Finland and Sweden, both militarily non-aligned, are debating whether to seek NATO membership as a deterrent against potential Russian aggression in the wake of Moscow’s invasion of Ukraine.
But the countries’ leaders have acknowledged the Nordic states could be left open to Russian cyberattacks or territorial violations in the months before a bid is ratified.
NATO chief Jens Stoltenberg, speaking to reporters in Brussels on Thursday, said he was “certain that we will be able to find arrangements for that interim period between (the time when) Finland and Sweden apply and until the formal ratification is finalized.”
Stoltenberg later spoke to Finnish President Sauli Niinisto in a telephone call.
“Stoltenberg again gave strong support for Finland’s decision,” Niinisto said in a statement, providing no other details about their discussion.
Niinisto said they would meet face-to-face soon.
The Finnish Prime Minister Sanna Marin said on Thursday in Athens that a decision on the country’s NATO membership “will be taken very soon.”
“Our message to NATO allies is this: If Finland will join NATO we will contribute to the security of the whole alliance,” Marin said during a joint news conference with the Greek Prime Minister Kyriakos Mitsotakis.
On April 20, Finland’s parliament began debating whether to seek NATO membership, after Russia’s invasion of Ukraine sparked a surge in political and public support for joining the military alliance.
The Finnish PM said the parliament and the government, together with the president, will assess all the implications of the new security situation and will have to consider the question of whether to apply for membership.
Many analysts believe the country’s leaders will decide in mid-May on whether to join, which would allow for an application to be submitted before NATO leaders meet for a summit in June.

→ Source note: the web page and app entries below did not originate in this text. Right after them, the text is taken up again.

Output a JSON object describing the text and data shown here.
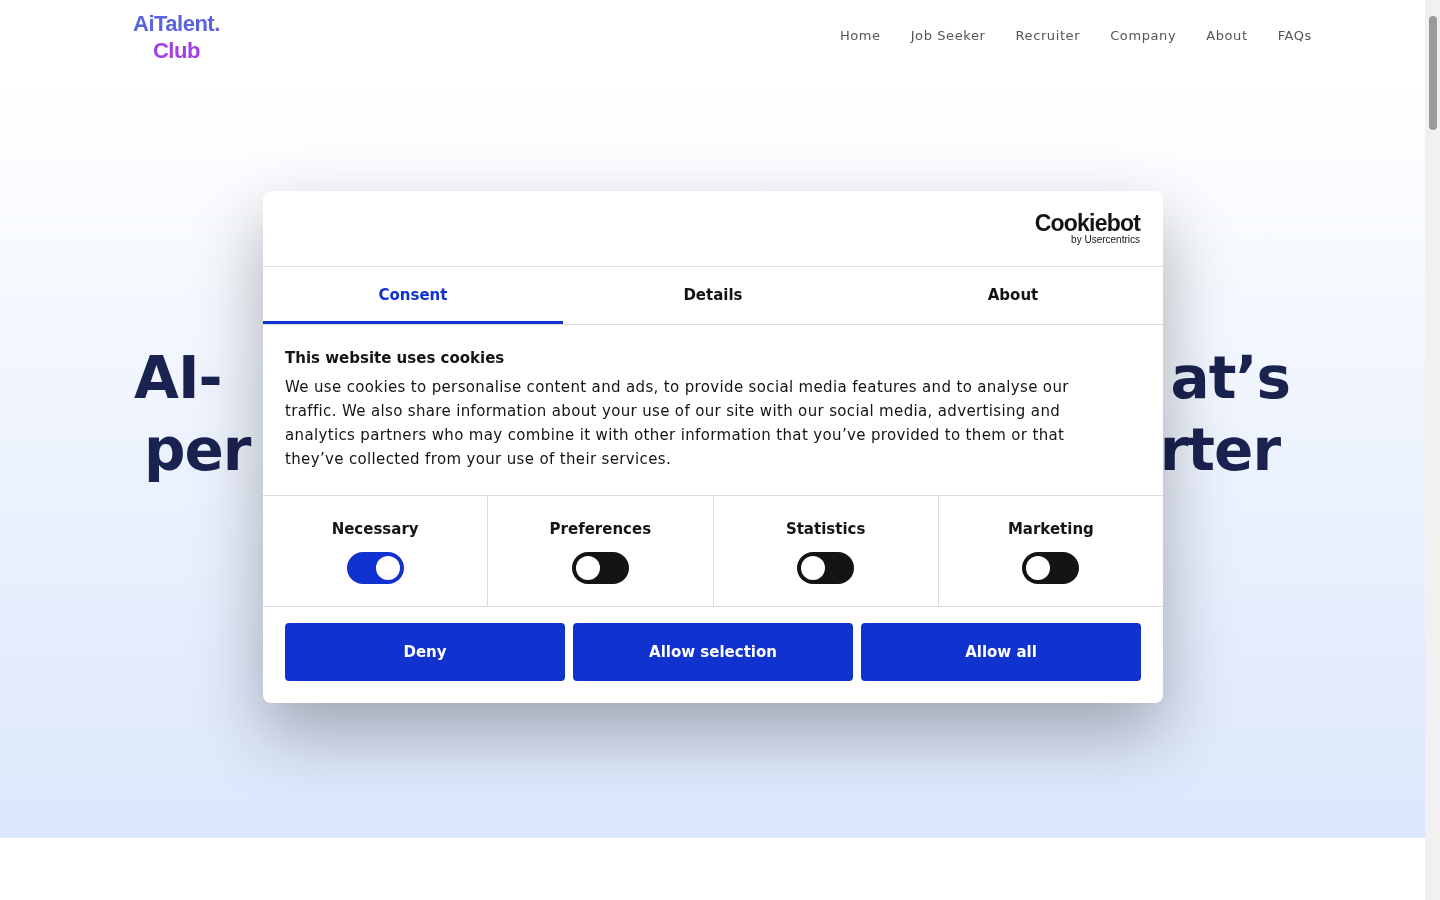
{
  "logo": {
    "line1": "AiTalent.",
    "line2": "Club"
  },
  "nav": [
    "Home",
    "Job Seeker",
    "Recruiter",
    "Company",
    "About",
    "FAQs"
  ],
  "hero": {
    "lines": [
      {
        "left": "AI-",
        "right": "at’s"
      },
      {
        "left": "per",
        "right": "rter"
      }
    ]
  },
  "cookie_dialog": {
    "brand": {
      "name": "Cookiebot",
      "byline": "by Usercentrics"
    },
    "tabs": [
      {
        "label": "Consent",
        "selected": true
      },
      {
        "label": "Details",
        "selected": false
      },
      {
        "label": "About",
        "selected": false
      }
    ],
    "heading": "This website uses cookies",
    "body": "We use cookies to personalise content and ads, to provide social media features and to analyse our traffic. We also share information about your use of our site with our social media, advertising and analytics partners who may combine it with other information that you’ve provided to them or that they’ve collected from your use of their services.",
    "categories": [
      {
        "label": "Necessary",
        "on": true
      },
      {
        "label": "Preferences",
        "on": false
      },
      {
        "label": "Statistics",
        "on": false
      },
      {
        "label": "Marketing",
        "on": false
      }
    ],
    "buttons": [
      "Deny",
      "Allow selection",
      "Allow all"
    ]
  }
}
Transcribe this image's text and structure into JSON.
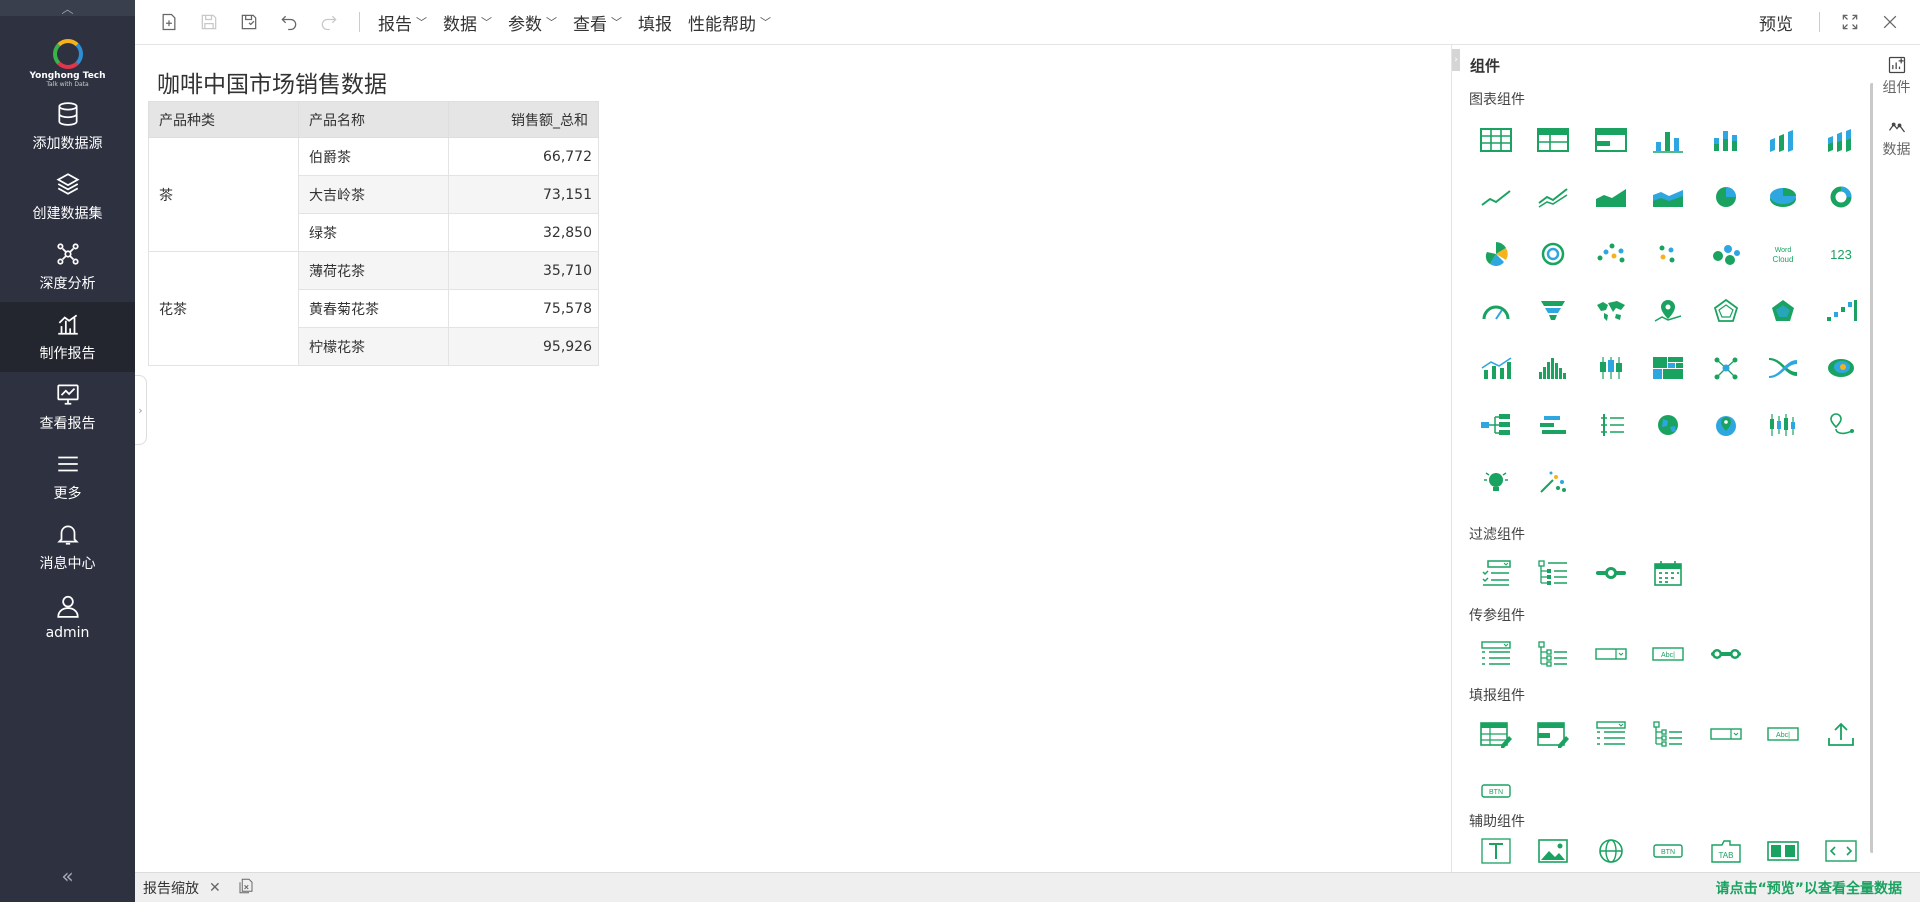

Any membership bid must be accepted by all 30 NATO states, a process that could take four months to a year.